The Scripps Institution of Oceanography is preparing to roll out hundreds of small, seafaring robotic explorers. If you're out for a swim and a robot tries to make friends with you, don't stand in the way of science!
The San Diego-based Scripps Institution recently got funding from the National Science Foundation to build and deploy legions of "autonomous underwater explorers," or AUEs. In the design given on the Scripps website, these devices look like small weather balloons with boom-box antennae rising from the top. The largest models would be about the size of a soccer ball.
The AUEs, according to Scripps researcher and project point-man Jules Jaffe, will be able to move and gather data independently, riding the ocean's subsurface currents. They'll be networked and capable of communicating with each other; they'll be sensitive to external conditions like temperature, pressure and salinity; and they'll be equipped with compressed-air canisters that they can use to regulate their own buoyancy.
In a presentation given this past summer, Jaffe talked about how these robots could be used to track algae blooms, monitor the dispersal patterns of microscopic larvae, and locate certain submerged items, like the black box from a downed plane. The initial distribution would take place off the California coast, but Jaffe used the word "global" a few times in his remarks, and it's clear that his ambitions for the project have a wider scope than just one area of the east-equatorial Pacific.
Who's building the AUEs? While the Scripps team will be responsible for the first wave of robots, Jaffe sees a day when middle school or high school students will be able to build their own working versions from a kit in the classroom. These homemade AUEs would be fully functional, and once they were assembled, they'd be sent out into the field to gather data. The students could then track the progress of their own robots through the ocean.
In the talk linked above, Jaffe also outlined his plan for rounding up the robots at the end of their missions:
We've gotta be pretty green, right? Because we don't want to be throwing stuff in the ocean. So my plan is, we offer [people] a hundred bucks for every one they get, and we're gonna give them the GPS coordinates. And we're gonna tell them, look, if you get these to me before I'm finished using them, I'm not gonna pay it. And I have a feeling you would get a lot of them back.

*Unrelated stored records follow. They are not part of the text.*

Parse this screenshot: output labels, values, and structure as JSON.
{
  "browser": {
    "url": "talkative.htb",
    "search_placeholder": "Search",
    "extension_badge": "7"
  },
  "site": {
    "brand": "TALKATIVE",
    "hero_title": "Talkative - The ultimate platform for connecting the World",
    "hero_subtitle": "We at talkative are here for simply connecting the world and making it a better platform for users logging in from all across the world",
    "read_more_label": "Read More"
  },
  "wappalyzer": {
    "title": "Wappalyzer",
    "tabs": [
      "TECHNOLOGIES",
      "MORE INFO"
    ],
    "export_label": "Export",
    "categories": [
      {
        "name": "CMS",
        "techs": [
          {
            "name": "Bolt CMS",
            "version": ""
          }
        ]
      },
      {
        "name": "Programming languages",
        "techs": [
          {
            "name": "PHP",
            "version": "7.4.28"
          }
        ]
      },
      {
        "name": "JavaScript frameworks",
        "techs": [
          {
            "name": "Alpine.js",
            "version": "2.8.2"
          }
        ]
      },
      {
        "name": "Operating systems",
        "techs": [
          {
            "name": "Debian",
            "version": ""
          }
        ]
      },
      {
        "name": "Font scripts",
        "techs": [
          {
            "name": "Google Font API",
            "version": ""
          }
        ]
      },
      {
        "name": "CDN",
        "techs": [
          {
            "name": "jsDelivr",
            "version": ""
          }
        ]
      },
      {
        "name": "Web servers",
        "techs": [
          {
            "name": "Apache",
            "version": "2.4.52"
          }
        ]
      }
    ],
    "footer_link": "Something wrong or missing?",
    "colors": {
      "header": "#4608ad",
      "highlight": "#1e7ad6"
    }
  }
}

I mean, it's a pretty good deal… I have a feeling, if you went out in a day, you'd probably make five hundred, a thousand bucks in a five-mile radius.